-- Opening Marker --

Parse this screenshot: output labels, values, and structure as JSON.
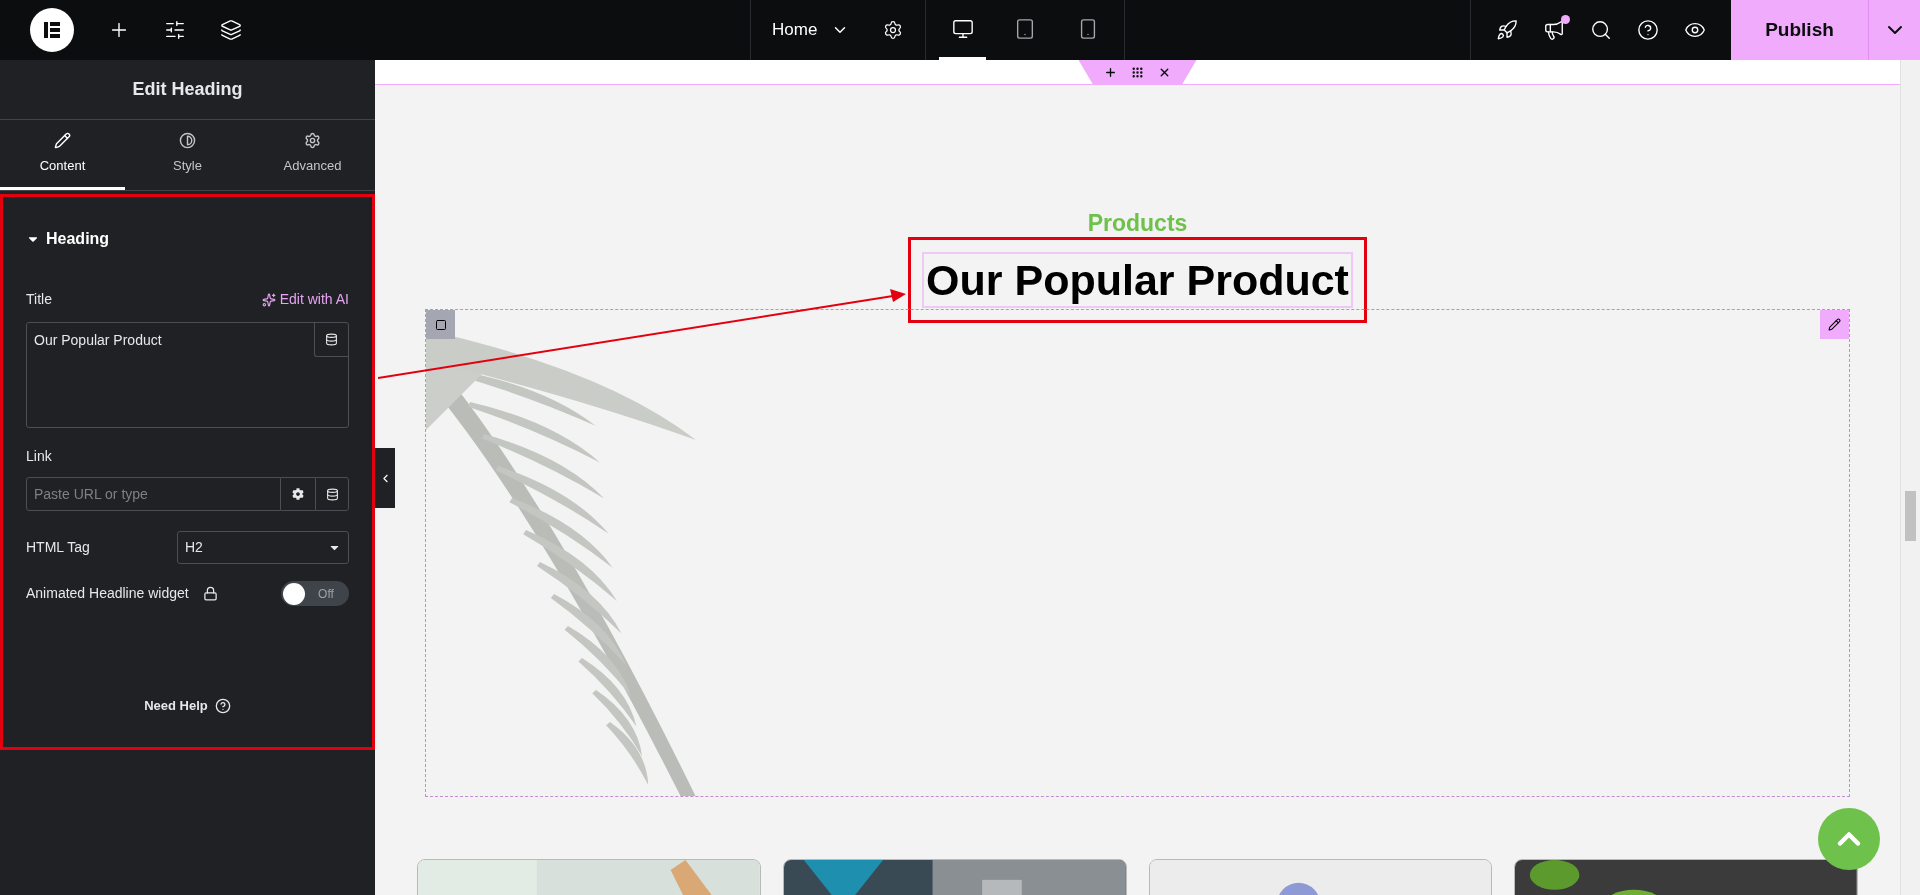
{
  "top_bar": {
    "page_selector": "Home",
    "devices": [
      {
        "kind": "desktop",
        "selected": true
      },
      {
        "kind": "tablet",
        "selected": false
      },
      {
        "kind": "mobile",
        "selected": false
      }
    ],
    "notification": true,
    "publish": "Publish"
  },
  "panel": {
    "title": "Edit Heading",
    "tabs": [
      {
        "label": "Content",
        "kind": "pencil",
        "selected": true
      },
      {
        "label": "Style",
        "kind": "contrast",
        "selected": false
      },
      {
        "label": "Advanced",
        "kind": "gear",
        "selected": false
      }
    ],
    "section": {
      "label": "Heading",
      "expanded": true
    },
    "title_label": "Title",
    "ai_link": "Edit with AI",
    "title_value": "Our Popular Product",
    "link_label": "Link",
    "link_placeholder": "Paste URL or type",
    "tag_label": "HTML Tag",
    "tag_value": "H2",
    "animated_label": "Animated Headline widget",
    "animated_toggle": {
      "on": false,
      "text": "Off"
    },
    "help": "Need Help"
  },
  "canvas": {
    "subtitle": "Products",
    "heading": "Our Popular Product"
  }
}
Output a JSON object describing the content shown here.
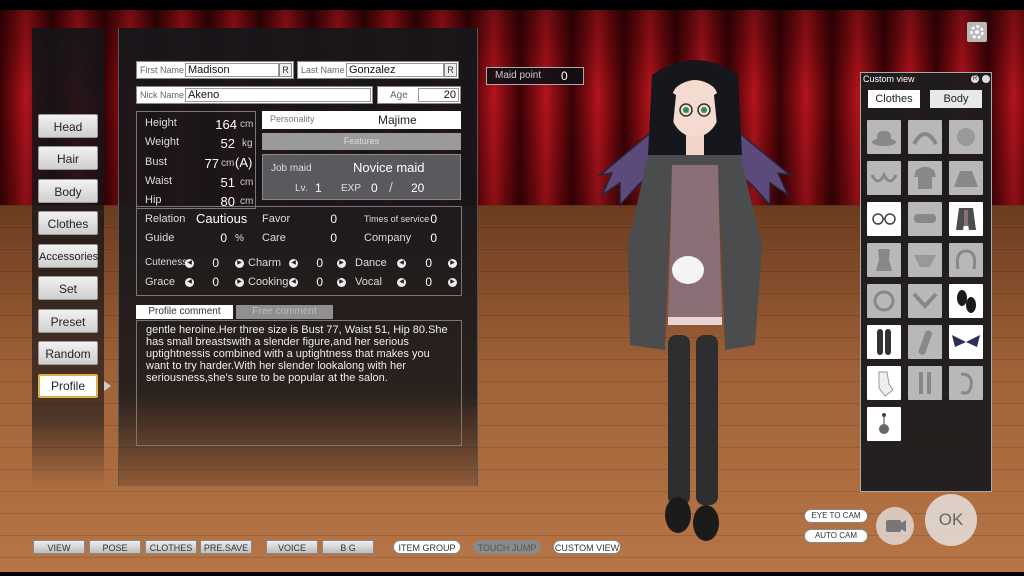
{
  "left_nav": [
    "Head",
    "Hair",
    "Body",
    "Clothes",
    "Accessories",
    "Set",
    "Preset",
    "Random",
    "Profile"
  ],
  "names": {
    "first_label": "First Name",
    "first_value": "Madison",
    "last_label": "Last Name",
    "last_value": "Gonzalez",
    "nick_label": "Nick Name",
    "nick_value": "Akeno",
    "age_label": "Age",
    "age_value": "20",
    "random_glyph": "R"
  },
  "body_stats": {
    "height_label": "Height",
    "height_value": "164",
    "height_unit": "cm",
    "weight_label": "Weight",
    "weight_value": "52",
    "weight_unit": "kg",
    "bust_label": "Bust",
    "bust_value": "77",
    "bust_unit": "cm",
    "bust_cup": "(A)",
    "waist_label": "Waist",
    "waist_value": "51",
    "waist_unit": "cm",
    "hip_label": "Hip",
    "hip_value": "80",
    "hip_unit": "cm"
  },
  "personality": {
    "label": "Personality",
    "value": "Majime",
    "features_label": "Features"
  },
  "job": {
    "label": "Job maid",
    "value": "Novice maid",
    "lv_label": "Lv.",
    "lv_value": "1",
    "exp_label": "EXP",
    "exp_value": "0",
    "exp_sep": "/",
    "exp_max": "20"
  },
  "relations": {
    "relation_label": "Relation",
    "relation_value": "Cautious",
    "favor_label": "Favor",
    "favor_value": "0",
    "service_label": "Times of service",
    "service_value": "0",
    "guide_label": "Guide",
    "guide_value": "0",
    "guide_unit": "%",
    "care_label": "Care",
    "care_value": "0",
    "company_label": "Company",
    "company_value": "0"
  },
  "skills": [
    {
      "name": "Cuteness",
      "value": "0"
    },
    {
      "name": "Charm",
      "value": "0"
    },
    {
      "name": "Dance",
      "value": "0"
    },
    {
      "name": "Grace",
      "value": "0"
    },
    {
      "name": "Cooking",
      "value": "0"
    },
    {
      "name": "Vocal",
      "value": "0"
    }
  ],
  "comment": {
    "tab_profile": "Profile comment",
    "tab_free": "Free comment",
    "text": "gentle heroine.Her three size is Bust 77, Waist 51, Hip 80.She has small breastswith a slender figure,and her serious uptightnessis combined with a uptightness that makes you want to try harder.With her slender lookalong with her seriousness,she's sure to be popular at the salon."
  },
  "maid_point": {
    "label": "Maid point",
    "value": "0"
  },
  "custom_view": {
    "title": "Custom view",
    "title_glyph": "R",
    "tab_clothes": "Clothes",
    "tab_body": "Body",
    "slots": [
      {
        "icon": "hat-icon",
        "active": false
      },
      {
        "icon": "headband-icon",
        "active": false
      },
      {
        "icon": "hair-accessory-icon",
        "active": false
      },
      {
        "icon": "bra-icon",
        "active": false
      },
      {
        "icon": "top-icon",
        "active": false
      },
      {
        "icon": "skirt-icon",
        "active": false
      },
      {
        "icon": "glasses-icon",
        "active": true
      },
      {
        "icon": "eye-mask-icon",
        "active": false
      },
      {
        "icon": "coat-icon",
        "active": true
      },
      {
        "icon": "swimsuit-icon",
        "active": false
      },
      {
        "icon": "underwear-icon",
        "active": false
      },
      {
        "icon": "ears-icon",
        "active": false
      },
      {
        "icon": "necklace-icon",
        "active": false
      },
      {
        "icon": "collar-icon",
        "active": false
      },
      {
        "icon": "shoes-icon",
        "active": true
      },
      {
        "icon": "tights-icon",
        "active": true
      },
      {
        "icon": "arm-accessory-icon",
        "active": false
      },
      {
        "icon": "wings-icon",
        "active": true
      },
      {
        "icon": "gloves-icon",
        "active": true
      },
      {
        "icon": "belt-icon",
        "active": false
      },
      {
        "icon": "tail-icon",
        "active": false
      },
      {
        "icon": "earring-icon",
        "active": true
      }
    ]
  },
  "toolbar": {
    "view": "VIEW",
    "pose": "POSE",
    "clothes": "CLOTHES",
    "presave": "PRE.SAVE",
    "voice": "VOICE",
    "bg": "B G",
    "item_group": "ITEM GROUP",
    "touch_jump": "TOUCH JUMP",
    "custom_view": "CUSTOM VIEW",
    "eye_to_cam": "EYE TO CAM",
    "auto_cam": "AUTO CAM",
    "ok": "OK"
  },
  "colors": {
    "accent_gold": "#d9b24a",
    "curtain_red": "#b4141d",
    "panel_dark": "#16161a"
  }
}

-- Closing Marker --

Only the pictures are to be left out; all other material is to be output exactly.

→ YOUR RESPONSE:
Parse this screenshot: output labels, values, and structure as JSON.
{
  "top_bar": {
    "page_selector": "Home",
    "devices": [
      {
        "kind": "desktop",
        "selected": true
      },
      {
        "kind": "tablet",
        "selected": false
      },
      {
        "kind": "mobile",
        "selected": false
      }
    ],
    "notification": true,
    "publish": "Publish"
  },
  "panel": {
    "title": "Edit Heading",
    "tabs": [
      {
        "label": "Content",
        "kind": "pencil",
        "selected": true
      },
      {
        "label": "Style",
        "kind": "contrast",
        "selected": false
      },
      {
        "label": "Advanced",
        "kind": "gear",
        "selected": false
      }
    ],
    "section": {
      "label": "Heading",
      "expanded": true
    },
    "title_label": "Title",
    "ai_link": "Edit with AI",
    "title_value": "Our Popular Product",
    "link_label": "Link",
    "link_placeholder": "Paste URL or type",
    "tag_label": "HTML Tag",
    "tag_value": "H2",
    "animated_label": "Animated Headline widget",
    "animated_toggle": {
      "on": false,
      "text": "Off"
    },
    "help": "Need Help"
  },
  "canvas": {
    "subtitle": "Products",
    "heading": "Our Popular Product"
  }
}
Output a JSON object describing the content shown here.
{
  "left_nav": [
    "Head",
    "Hair",
    "Body",
    "Clothes",
    "Accessories",
    "Set",
    "Preset",
    "Random",
    "Profile"
  ],
  "names": {
    "first_label": "First Name",
    "first_value": "Madison",
    "last_label": "Last Name",
    "last_value": "Gonzalez",
    "nick_label": "Nick Name",
    "nick_value": "Akeno",
    "age_label": "Age",
    "age_value": "20",
    "random_glyph": "R"
  },
  "body_stats": {
    "height_label": "Height",
    "height_value": "164",
    "height_unit": "cm",
    "weight_label": "Weight",
    "weight_value": "52",
    "weight_unit": "kg",
    "bust_label": "Bust",
    "bust_value": "77",
    "bust_unit": "cm",
    "bust_cup": "(A)",
    "waist_label": "Waist",
    "waist_value": "51",
    "waist_unit": "cm",
    "hip_label": "Hip",
    "hip_value": "80",
    "hip_unit": "cm"
  },
  "personality": {
    "label": "Personality",
    "value": "Majime",
    "features_label": "Features"
  },
  "job": {
    "label": "Job maid",
    "value": "Novice maid",
    "lv_label": "Lv.",
    "lv_value": "1",
    "exp_label": "EXP",
    "exp_value": "0",
    "exp_sep": "/",
    "exp_max": "20"
  },
  "relations": {
    "relation_label": "Relation",
    "relation_value": "Cautious",
    "favor_label": "Favor",
    "favor_value": "0",
    "service_label": "Times of service",
    "service_value": "0",
    "guide_label": "Guide",
    "guide_value": "0",
    "guide_unit": "%",
    "care_label": "Care",
    "care_value": "0",
    "company_label": "Company",
    "company_value": "0"
  },
  "skills": [
    {
      "name": "Cuteness",
      "value": "0"
    },
    {
      "name": "Charm",
      "value": "0"
    },
    {
      "name": "Dance",
      "value": "0"
    },
    {
      "name": "Grace",
      "value": "0"
    },
    {
      "name": "Cooking",
      "value": "0"
    },
    {
      "name": "Vocal",
      "value": "0"
    }
  ],
  "comment": {
    "tab_profile": "Profile comment",
    "tab_free": "Free comment",
    "text": "gentle heroine.Her three size is Bust 77, Waist 51, Hip 80.She has small breastswith a slender figure,and her serious uptightnessis combined with a uptightness that makes you want to try harder.With her slender lookalong with her seriousness,she's sure to be popular at the salon."
  },
  "maid_point": {
    "label": "Maid point",
    "value": "0"
  },
  "custom_view": {
    "title": "Custom view",
    "title_glyph": "R",
    "tab_clothes": "Clothes",
    "tab_body": "Body",
    "slots": [
      {
        "icon": "hat-icon",
        "active": false
      },
      {
        "icon": "headband-icon",
        "active": false
      },
      {
        "icon": "hair-accessory-icon",
        "active": false
      },
      {
        "icon": "bra-icon",
        "active": false
      },
      {
        "icon": "top-icon",
        "active": false
      },
      {
        "icon": "skirt-icon",
        "active": false
      },
      {
        "icon": "glasses-icon",
        "active": true
      },
      {
        "icon": "eye-mask-icon",
        "active": false
      },
      {
        "icon": "coat-icon",
        "active": true
      },
      {
        "icon": "swimsuit-icon",
        "active": false
      },
      {
        "icon": "underwear-icon",
        "active": false
      },
      {
        "icon": "ears-icon",
        "active": false
      },
      {
        "icon": "necklace-icon",
        "active": false
      },
      {
        "icon": "collar-icon",
        "active": false
      },
      {
        "icon": "shoes-icon",
        "active": true
      },
      {
        "icon": "tights-icon",
        "active": true
      },
      {
        "icon": "arm-accessory-icon",
        "active": false
      },
      {
        "icon": "wings-icon",
        "active": true
      },
      {
        "icon": "gloves-icon",
        "active": true
      },
      {
        "icon": "belt-icon",
        "active": false
      },
      {
        "icon": "tail-icon",
        "active": false
      },
      {
        "icon": "earring-icon",
        "active": true
      }
    ]
  },
  "toolbar": {
    "view": "VIEW",
    "pose": "POSE",
    "clothes": "CLOTHES",
    "presave": "PRE.SAVE",
    "voice": "VOICE",
    "bg": "B G",
    "item_group": "ITEM GROUP",
    "touch_jump": "TOUCH JUMP",
    "custom_view": "CUSTOM VIEW",
    "eye_to_cam": "EYE TO CAM",
    "auto_cam": "AUTO CAM",
    "ok": "OK"
  },
  "colors": {
    "accent_gold": "#d9b24a",
    "curtain_red": "#b4141d",
    "panel_dark": "#16161a"
  }
}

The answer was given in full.